 “One Of A Kind” began more than thirty years ago when I decided to make a portrait of my mother. She had Multiple Sclerosis, compounded by a severe stroke.  She couldn’t move her legs or arms, her hands and face were contorted, and the only words she could say were yes and no. Yet, she lived with a gracefulness, an inner peace, and a smile that I found remarkable. Her relationship with adversity inspires me every day. I wanted to make a photograph that revealed who I knew her to be and honored the complexity of her situation. Her portrait began this series of photographs. It became the standard by which I judged all subsequent photographs I made.

In this series of portraits, the individuals I have photographed are from a wide cultural and social spectrum. I have made these portraits in India, Tibet, Jamaica, Mali, Europe and throughout the United States. I see stories written in every face, punctuated by combinations of strength and vulnerability. Expressions allude to emotional history and past or present life experiences. These portraits are a creative collaboration. Building trust in order to make a meaningful image takes time. I have to dissolve self-imposed facades, and with some, move past their aversion to being photographed. Consequently, my approach can be different with every portrait. A photograph is but a moment in a person’s life. One of my objectives is discovering the essence of a lifeforce that emanates truth in the human face. I try to make portraits that better enrich our understanding of the complexities of the human condition. 

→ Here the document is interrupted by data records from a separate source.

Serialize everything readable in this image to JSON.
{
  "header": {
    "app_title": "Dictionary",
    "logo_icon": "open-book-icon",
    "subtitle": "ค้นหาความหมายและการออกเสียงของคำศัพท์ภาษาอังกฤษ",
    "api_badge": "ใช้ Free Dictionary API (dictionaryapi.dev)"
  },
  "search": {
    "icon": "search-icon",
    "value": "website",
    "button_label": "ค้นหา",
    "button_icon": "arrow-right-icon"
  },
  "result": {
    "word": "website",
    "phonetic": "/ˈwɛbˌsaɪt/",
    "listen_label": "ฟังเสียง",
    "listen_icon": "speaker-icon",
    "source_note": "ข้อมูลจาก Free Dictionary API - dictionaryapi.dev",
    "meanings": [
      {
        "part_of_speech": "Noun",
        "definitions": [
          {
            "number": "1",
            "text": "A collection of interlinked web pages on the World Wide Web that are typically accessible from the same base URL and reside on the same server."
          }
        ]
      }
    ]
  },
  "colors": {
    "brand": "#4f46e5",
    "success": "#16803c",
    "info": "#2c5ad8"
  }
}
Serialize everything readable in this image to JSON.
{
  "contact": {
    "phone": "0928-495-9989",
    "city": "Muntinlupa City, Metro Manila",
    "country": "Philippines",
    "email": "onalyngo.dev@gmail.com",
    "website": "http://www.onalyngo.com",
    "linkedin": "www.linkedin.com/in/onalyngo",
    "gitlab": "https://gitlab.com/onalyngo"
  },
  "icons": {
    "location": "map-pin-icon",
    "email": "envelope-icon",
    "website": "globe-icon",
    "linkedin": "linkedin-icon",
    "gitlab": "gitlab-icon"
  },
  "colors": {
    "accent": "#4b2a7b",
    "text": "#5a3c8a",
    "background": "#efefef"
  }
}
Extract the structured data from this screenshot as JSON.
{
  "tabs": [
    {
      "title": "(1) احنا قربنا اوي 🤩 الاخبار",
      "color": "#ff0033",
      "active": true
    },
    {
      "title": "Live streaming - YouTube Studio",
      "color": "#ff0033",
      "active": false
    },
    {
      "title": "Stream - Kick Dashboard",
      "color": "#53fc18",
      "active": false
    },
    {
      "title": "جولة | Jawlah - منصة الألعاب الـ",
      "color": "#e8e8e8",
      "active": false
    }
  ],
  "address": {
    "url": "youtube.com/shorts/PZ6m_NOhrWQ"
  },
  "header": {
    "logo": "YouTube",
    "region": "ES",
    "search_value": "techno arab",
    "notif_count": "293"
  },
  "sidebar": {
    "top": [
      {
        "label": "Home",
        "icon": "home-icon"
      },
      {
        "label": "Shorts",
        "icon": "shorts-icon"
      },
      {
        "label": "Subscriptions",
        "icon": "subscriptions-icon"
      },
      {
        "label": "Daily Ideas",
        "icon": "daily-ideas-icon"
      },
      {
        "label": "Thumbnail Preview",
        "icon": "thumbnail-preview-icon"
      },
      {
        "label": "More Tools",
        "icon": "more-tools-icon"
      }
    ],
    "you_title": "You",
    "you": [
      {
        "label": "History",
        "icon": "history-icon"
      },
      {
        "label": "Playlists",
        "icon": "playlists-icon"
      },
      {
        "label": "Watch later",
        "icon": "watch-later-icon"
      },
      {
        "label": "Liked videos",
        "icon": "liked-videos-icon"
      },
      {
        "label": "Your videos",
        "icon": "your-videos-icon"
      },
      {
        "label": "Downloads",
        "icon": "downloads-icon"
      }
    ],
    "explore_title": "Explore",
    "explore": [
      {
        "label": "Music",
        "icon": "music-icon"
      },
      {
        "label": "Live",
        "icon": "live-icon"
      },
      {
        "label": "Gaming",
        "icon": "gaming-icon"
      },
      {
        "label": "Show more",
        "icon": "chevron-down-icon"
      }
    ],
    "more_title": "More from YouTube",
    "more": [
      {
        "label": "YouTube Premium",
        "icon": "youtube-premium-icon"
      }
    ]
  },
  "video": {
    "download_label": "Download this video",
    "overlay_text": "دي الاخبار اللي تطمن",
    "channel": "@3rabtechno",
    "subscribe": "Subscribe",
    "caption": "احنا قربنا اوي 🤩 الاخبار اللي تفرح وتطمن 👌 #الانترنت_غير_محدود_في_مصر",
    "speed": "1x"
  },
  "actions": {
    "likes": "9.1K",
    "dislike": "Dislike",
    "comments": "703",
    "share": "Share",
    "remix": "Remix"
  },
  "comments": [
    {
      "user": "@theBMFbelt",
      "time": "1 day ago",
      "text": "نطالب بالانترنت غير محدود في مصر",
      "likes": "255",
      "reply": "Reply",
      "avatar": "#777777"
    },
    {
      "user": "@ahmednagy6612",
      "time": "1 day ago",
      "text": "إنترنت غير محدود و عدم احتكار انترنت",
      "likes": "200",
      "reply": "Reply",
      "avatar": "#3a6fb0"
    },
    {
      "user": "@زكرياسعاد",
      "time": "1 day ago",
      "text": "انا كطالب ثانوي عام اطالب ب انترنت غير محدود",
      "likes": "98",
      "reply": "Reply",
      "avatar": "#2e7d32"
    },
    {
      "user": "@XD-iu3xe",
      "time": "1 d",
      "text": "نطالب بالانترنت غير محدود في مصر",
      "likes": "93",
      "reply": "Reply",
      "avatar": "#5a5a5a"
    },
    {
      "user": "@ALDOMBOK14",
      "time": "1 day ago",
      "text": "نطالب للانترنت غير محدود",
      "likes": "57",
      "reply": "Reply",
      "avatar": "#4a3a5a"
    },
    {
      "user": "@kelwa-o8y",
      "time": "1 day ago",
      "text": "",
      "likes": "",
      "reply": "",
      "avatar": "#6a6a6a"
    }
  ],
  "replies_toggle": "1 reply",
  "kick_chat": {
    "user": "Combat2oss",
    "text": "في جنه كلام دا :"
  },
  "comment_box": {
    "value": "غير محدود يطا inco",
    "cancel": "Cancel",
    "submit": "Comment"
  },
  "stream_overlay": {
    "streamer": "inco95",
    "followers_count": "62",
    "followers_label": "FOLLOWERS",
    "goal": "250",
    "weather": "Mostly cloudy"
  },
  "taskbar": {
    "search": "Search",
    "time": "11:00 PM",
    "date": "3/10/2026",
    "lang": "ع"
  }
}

These portraits come from a desire to honor the beauty of uniqueness, character, and imperfection while remaining sensitive to the pain of the human experience. Every life is one of a kind, never to be repeated. These are tough stories told with grace.